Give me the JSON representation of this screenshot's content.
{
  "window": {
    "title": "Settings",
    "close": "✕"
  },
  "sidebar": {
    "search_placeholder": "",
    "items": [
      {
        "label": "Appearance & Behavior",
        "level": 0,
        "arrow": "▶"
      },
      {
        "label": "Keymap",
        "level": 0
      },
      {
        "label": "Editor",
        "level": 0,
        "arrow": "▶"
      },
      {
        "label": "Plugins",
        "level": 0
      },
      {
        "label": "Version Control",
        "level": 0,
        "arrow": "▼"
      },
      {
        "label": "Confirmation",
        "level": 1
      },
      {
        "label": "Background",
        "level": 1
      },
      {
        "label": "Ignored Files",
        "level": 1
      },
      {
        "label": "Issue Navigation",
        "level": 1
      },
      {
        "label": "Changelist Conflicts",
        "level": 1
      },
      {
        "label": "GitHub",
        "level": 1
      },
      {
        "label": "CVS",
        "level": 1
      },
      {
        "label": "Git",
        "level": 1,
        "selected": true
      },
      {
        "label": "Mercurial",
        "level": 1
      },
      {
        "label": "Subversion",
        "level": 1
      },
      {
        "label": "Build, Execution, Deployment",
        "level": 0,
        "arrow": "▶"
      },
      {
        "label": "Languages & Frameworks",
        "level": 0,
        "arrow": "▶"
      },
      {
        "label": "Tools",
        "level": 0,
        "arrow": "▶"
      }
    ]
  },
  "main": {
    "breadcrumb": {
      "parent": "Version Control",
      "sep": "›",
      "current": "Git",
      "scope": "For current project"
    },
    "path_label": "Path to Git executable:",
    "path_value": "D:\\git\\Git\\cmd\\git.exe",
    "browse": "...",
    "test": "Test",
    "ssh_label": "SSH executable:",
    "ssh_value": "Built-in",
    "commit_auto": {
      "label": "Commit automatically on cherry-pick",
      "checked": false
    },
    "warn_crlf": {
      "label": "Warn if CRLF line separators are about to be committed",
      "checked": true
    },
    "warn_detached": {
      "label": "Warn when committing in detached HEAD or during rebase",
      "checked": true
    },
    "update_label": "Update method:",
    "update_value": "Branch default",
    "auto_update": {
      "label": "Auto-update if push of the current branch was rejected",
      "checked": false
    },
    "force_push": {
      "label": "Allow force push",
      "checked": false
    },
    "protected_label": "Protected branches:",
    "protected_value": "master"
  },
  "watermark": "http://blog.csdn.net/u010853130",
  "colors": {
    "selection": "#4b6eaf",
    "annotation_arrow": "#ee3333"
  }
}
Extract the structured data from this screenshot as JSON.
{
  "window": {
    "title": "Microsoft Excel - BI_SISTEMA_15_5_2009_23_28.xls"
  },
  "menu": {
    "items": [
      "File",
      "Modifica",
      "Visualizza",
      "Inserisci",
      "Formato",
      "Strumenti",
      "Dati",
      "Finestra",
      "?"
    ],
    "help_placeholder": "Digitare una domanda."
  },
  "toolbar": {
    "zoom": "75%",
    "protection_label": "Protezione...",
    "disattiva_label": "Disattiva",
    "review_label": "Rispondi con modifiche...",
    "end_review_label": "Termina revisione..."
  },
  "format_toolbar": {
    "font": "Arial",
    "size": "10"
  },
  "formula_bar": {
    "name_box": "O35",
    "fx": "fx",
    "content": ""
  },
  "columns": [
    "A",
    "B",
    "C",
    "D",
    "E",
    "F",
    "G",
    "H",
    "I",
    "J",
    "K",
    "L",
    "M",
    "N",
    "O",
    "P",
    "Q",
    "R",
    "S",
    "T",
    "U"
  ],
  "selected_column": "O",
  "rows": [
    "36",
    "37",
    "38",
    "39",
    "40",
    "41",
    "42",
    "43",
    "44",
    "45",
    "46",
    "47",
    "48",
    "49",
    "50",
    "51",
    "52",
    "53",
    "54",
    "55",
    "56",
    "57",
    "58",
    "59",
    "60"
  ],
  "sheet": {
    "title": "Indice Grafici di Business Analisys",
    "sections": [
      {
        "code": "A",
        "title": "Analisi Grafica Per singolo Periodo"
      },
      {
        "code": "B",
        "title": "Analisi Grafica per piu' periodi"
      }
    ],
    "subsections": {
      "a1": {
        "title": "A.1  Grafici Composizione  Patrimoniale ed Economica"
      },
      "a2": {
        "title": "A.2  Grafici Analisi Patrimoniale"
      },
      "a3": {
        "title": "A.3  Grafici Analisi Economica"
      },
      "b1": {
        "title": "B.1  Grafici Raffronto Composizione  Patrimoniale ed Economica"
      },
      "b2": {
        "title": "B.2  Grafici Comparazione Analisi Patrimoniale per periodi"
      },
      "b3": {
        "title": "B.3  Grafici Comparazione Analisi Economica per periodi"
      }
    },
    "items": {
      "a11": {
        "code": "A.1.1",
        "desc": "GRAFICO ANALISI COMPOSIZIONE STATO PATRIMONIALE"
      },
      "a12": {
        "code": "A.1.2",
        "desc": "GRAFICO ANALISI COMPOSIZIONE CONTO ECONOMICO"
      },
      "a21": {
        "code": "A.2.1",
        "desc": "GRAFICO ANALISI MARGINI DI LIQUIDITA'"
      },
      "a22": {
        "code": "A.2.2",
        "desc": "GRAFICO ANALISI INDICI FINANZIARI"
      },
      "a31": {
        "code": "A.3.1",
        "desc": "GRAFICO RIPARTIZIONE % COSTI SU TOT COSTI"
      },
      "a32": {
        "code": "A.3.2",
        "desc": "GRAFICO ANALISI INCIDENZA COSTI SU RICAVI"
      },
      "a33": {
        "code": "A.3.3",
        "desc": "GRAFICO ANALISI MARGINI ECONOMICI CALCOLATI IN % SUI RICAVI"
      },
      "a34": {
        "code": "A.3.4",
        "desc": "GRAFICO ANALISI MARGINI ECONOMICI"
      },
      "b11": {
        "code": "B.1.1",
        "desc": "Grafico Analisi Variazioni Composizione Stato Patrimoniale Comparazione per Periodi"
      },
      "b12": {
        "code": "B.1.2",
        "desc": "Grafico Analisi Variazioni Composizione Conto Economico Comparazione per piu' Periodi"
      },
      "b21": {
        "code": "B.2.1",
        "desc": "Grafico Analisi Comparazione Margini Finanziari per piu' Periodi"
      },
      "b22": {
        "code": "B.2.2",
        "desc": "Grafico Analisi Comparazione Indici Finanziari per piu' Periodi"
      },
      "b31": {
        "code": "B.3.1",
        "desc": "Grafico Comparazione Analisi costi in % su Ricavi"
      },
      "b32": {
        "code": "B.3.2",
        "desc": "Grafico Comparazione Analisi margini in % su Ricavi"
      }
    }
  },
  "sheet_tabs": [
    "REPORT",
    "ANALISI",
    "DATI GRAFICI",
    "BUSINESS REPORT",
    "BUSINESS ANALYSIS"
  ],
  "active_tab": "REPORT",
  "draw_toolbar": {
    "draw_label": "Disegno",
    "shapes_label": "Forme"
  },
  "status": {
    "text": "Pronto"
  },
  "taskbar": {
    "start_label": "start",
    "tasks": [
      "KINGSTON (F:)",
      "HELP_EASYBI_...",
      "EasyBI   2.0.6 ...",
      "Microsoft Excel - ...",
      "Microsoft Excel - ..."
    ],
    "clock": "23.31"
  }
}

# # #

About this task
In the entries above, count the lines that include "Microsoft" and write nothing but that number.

Task solution
3